Industry and trade. – European industry has developed rapidly in Morocco; more favored are the industries derived from agriculture, especially that of oil and flour. A sugar factory, a superphosphate factory, has been created in Casablanca, while major electrical workshops provide the driving force. In total there are 600 industrial plants in the French area which have 51,000 HP and employ 11,000 workers.
The customs regime of Morocco is based on the principle of equality between all powers; all products, from any origin, are subject to the same regime. Import duties for open ports are 12.5% on most items.
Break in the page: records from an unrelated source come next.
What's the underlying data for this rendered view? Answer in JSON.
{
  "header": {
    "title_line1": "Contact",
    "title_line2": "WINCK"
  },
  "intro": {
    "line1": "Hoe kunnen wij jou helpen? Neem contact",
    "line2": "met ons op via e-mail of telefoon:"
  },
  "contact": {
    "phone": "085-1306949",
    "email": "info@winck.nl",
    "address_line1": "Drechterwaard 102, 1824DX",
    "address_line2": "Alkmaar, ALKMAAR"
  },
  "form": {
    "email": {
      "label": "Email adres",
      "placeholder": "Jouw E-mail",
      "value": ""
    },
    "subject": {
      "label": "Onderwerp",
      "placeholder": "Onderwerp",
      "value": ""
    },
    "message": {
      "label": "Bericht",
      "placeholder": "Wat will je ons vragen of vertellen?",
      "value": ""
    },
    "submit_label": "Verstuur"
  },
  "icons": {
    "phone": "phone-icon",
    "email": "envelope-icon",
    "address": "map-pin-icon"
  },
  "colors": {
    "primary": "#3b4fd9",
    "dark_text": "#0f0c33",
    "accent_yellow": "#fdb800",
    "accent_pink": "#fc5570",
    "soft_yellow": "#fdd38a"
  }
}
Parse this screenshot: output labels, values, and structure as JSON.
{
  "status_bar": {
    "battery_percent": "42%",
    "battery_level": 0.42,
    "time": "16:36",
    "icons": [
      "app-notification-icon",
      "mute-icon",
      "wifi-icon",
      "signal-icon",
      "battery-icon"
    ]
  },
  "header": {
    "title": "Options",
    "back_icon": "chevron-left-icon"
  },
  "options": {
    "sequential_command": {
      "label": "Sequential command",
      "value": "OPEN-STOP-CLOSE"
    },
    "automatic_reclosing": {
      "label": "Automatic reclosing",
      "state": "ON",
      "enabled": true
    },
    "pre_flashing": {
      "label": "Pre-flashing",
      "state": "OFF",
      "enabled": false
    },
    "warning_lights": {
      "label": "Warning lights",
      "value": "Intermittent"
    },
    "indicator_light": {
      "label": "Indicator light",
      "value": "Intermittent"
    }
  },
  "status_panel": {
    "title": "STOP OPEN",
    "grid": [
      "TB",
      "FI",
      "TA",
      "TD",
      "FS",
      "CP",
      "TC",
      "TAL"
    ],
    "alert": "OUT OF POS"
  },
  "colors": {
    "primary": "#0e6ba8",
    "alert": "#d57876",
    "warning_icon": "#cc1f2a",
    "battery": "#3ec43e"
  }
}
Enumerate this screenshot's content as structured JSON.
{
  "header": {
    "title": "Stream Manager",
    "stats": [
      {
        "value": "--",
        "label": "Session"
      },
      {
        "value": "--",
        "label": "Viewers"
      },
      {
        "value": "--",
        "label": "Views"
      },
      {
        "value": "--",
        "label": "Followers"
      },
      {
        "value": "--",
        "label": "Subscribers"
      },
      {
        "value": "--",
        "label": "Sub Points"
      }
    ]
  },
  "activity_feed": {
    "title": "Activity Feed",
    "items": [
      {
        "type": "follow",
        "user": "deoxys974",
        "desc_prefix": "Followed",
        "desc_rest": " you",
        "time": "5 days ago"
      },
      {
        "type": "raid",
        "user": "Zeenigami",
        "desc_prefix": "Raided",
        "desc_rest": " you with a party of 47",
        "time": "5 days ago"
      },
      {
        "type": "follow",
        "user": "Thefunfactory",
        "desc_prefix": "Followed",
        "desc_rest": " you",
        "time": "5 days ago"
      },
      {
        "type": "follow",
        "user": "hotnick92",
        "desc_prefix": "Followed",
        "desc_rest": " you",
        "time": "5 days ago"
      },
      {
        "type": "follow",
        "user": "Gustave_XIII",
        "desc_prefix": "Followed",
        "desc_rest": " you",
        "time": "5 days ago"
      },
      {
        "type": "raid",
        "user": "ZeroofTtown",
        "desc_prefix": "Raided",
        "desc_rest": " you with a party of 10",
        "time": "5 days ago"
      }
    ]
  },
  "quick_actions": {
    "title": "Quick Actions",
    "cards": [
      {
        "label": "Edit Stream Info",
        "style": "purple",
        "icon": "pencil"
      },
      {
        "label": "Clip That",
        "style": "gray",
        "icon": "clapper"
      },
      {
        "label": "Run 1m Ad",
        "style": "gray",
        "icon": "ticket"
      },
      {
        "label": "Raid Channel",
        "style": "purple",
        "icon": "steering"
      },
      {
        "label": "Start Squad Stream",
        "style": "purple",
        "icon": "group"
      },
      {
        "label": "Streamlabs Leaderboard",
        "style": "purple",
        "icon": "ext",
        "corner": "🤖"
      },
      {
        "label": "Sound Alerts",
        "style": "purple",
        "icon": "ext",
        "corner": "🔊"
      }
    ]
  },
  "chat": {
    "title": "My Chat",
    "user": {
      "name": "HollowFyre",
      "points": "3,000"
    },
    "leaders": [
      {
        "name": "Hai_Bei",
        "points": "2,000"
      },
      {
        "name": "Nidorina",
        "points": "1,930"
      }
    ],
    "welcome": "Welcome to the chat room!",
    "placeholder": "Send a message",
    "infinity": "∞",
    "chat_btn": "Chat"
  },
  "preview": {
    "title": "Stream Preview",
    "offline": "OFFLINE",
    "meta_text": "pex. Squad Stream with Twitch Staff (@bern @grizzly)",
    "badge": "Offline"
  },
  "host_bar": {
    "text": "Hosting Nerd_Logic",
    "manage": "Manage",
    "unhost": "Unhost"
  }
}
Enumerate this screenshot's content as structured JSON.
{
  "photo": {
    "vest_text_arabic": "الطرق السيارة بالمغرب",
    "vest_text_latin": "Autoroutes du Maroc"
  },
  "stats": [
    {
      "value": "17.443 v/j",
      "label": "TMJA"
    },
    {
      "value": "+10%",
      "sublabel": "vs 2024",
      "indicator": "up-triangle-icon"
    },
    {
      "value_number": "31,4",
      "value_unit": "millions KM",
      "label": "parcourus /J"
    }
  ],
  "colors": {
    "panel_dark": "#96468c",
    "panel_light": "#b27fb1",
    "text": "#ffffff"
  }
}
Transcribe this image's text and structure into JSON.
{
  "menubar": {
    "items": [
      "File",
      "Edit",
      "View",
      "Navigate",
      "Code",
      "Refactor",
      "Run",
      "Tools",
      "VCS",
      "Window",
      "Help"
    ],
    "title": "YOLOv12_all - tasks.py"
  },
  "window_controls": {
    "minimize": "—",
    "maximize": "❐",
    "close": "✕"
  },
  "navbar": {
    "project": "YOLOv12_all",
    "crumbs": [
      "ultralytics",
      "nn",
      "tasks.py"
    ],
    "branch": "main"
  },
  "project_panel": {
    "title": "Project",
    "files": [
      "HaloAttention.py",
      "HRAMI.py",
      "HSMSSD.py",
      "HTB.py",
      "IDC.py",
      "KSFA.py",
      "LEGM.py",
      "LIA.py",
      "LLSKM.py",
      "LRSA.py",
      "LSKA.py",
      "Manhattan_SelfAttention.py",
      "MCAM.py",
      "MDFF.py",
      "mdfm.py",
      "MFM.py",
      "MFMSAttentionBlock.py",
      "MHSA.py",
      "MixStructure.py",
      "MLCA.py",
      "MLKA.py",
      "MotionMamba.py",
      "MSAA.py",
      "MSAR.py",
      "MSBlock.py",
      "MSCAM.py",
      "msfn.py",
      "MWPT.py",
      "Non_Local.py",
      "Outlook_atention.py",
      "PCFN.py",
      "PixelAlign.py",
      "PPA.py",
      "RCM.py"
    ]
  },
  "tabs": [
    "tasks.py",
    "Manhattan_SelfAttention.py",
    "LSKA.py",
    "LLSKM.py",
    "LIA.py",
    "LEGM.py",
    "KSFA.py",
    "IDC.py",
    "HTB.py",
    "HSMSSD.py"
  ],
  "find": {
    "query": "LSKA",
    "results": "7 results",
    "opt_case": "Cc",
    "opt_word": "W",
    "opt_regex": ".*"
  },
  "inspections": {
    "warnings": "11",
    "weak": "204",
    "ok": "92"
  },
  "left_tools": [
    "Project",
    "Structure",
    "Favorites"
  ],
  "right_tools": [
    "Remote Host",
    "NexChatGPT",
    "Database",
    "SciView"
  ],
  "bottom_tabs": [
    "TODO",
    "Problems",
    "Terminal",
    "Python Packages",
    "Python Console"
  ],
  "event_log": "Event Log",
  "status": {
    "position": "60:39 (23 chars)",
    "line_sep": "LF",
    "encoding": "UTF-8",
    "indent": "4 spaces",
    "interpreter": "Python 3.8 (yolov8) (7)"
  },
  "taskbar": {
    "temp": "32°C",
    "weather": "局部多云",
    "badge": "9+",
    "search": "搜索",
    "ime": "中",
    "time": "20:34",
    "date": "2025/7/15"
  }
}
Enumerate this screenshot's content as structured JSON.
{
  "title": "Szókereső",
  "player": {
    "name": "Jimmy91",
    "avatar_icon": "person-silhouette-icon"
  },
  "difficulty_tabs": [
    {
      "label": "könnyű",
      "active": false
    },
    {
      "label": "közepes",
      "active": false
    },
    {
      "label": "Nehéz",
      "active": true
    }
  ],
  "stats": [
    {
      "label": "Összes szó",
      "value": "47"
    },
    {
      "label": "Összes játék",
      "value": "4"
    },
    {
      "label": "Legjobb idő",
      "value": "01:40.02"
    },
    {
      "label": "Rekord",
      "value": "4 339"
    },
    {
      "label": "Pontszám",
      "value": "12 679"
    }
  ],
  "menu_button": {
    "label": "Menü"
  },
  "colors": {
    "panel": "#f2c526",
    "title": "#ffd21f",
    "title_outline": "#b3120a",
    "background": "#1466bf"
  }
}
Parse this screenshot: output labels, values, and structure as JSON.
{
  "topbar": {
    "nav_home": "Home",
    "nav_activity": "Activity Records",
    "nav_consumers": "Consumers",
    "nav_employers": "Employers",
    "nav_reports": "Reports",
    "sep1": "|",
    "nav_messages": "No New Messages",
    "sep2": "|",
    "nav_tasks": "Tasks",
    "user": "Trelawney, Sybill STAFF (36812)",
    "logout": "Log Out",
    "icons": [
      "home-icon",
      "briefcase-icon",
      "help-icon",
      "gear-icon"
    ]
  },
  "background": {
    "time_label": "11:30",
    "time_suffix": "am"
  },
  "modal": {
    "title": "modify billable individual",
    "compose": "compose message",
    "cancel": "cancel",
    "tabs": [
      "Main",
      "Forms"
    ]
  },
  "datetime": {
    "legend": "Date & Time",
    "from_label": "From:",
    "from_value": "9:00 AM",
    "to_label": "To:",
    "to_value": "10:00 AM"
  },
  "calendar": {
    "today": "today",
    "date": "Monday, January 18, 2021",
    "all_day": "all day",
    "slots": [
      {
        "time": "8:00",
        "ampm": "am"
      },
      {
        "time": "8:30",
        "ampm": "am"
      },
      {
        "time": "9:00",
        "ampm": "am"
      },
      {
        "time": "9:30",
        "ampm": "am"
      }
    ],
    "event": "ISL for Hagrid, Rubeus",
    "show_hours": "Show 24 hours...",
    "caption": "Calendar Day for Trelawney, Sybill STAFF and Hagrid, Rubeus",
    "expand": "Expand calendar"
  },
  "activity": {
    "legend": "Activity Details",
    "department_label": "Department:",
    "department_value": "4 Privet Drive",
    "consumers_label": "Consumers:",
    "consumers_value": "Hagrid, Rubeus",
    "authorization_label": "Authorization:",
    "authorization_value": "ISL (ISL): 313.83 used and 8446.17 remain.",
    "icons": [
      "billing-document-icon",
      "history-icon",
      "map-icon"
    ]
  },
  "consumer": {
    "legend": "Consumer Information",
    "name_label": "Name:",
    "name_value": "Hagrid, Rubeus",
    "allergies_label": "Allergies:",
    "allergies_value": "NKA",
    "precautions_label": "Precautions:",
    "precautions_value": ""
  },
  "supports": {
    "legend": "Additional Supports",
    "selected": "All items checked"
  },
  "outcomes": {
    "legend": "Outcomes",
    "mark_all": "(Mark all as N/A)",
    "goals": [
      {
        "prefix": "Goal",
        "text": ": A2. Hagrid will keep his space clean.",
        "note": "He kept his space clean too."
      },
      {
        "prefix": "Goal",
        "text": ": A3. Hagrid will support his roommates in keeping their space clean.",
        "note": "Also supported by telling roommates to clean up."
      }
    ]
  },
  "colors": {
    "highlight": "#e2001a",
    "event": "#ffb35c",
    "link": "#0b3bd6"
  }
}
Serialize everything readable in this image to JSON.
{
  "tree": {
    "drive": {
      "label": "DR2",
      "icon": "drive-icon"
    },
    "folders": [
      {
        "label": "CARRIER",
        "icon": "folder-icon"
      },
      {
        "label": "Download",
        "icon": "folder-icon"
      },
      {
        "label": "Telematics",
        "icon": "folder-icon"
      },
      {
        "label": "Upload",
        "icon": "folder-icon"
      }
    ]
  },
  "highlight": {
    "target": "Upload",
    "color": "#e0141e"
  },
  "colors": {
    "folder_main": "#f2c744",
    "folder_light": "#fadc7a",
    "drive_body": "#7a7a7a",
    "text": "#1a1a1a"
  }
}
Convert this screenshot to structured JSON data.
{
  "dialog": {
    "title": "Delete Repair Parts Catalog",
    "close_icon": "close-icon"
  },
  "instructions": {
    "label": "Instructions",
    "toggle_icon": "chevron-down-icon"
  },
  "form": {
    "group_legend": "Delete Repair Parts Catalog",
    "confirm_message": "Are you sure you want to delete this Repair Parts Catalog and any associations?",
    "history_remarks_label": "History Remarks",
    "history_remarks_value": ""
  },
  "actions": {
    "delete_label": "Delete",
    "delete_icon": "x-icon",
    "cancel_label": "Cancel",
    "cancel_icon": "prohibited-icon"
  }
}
For Morocco 2006, please check computergees.com.
The trade of Morocco up to the establishment of the French protectorate had had very little importance, but the increase in traffic must have been very rapid after the European penetration: in fact the trade rose from 68 million in 1904 to 140 million in 1911 and 222 million in 1913. The figures after the World War, even reduced to the value of gold, attest to great progress. In 1920 the value of the trade was 1269 million; the average of the years 1924-28 was 2326 million and in 1929, which can be considered a normal year, the total was 3781 million, of which 3439 for port trade and 342 for trade across the Algerian border. If we add to this figure 163 million for the Tangier area and 432 million for the Spanish area, a grand total of more than 4 billion francs is reached. In 1932 the trade in the French area was only 2470 million francs and 2,771,000 tons of weight. In this total, imports represent 1,124,000 tons for 685 million francs. The share of France is 907 million in imports (50%) and 485 million in exports (70%). Imports consist of items required for the needs of natives or Europeans: sugar, tea, wines, wheat flour; cotton, wool and silk fabrics; household items, such as soap, lamps, matches; then various tools, machines, metalwork, automobiles, coals, essences, petroleum. Exports consist almost exclusively of agricultural and livestock products and calcium phosphates.
Communication and ports. – Before the French protectorate, Morocco had neither ports nor roads nor railways; in a relatively short time, and with quite satisfactory result, he was provided with these deficiencies.
Eight ports, which were only breakwaters, were opened for trade: Tetuán, Tangier, Larache, Rabat, Casablanca, Mazagan, Safi and Mogador; to these were added Mehdia, at the mouth of the Sebou; Kenitra (Port-Lyautey), an inland port located on this same river; Fedhala, between Rabat and Casablanca; Agadir, port of the Sous. Important works were carried out in Casablanca; the port is formed by a large cliff, 2500 meters long, which protects the bay from the waves of the open sea; a transversal cliff advances in front of the larger one; the port has a water surface of 146 hectares, with two depths of 12 meters; moreover, piers, embankments, warehouses with special installations for the conservation of phosphates, coal and cereals were built. A port has also been set up in Tangier and less important works have been carried out in the secondary ports; works were also carried out in the Spanish area: in Larache, Ceuta, Villa Sanjurjo and Melilla.
The Moroccan road network adds up to 3,500 km. of main roads and 2500 km. of secondary roads: the main roads connect the various ports with each other, give access from the coast to the great centers of the interior and open to western Morocco a communication with eastern Morocco and Algeria. In Spanish Morocco there are 796 km. of roads and 1600 km. of slopes.
The network of standard gauge railway tracks of m. 1.44 includes the line from Tangier to Fez (315 km., Of which 203 in the French area, 92 in the Spanish area and 20 in the Tangerina area). Apart from this line, the layout of the other railways was imposed by the structure of the town itself; it was necessary to connect Casablanca to Fez and to the Algerian border on the one hand, to Morocco on the other and to disengage the service of the important mineral deposits discovered. The line from Casablanca to Fez was completed in 1925; that from Casablanca to Morocco, on which a trunk leading to the deposits of Kouriga is grafted, in 1928; the line from Fez to Oudjda, intended to complete the great Casablanca-Tunis artery and to unite the various parts of North Africa, was completed in 1933. This first network (including the French part of the Tangier-Fez railway) measures 1233 km. In eastern Morocco, a line from Oudjda to Bou Arfa serves the manganese and coal deposits; in Spanish Morocco, with the exception of the section belonging to Tangier-Fez, the railways are of little importance.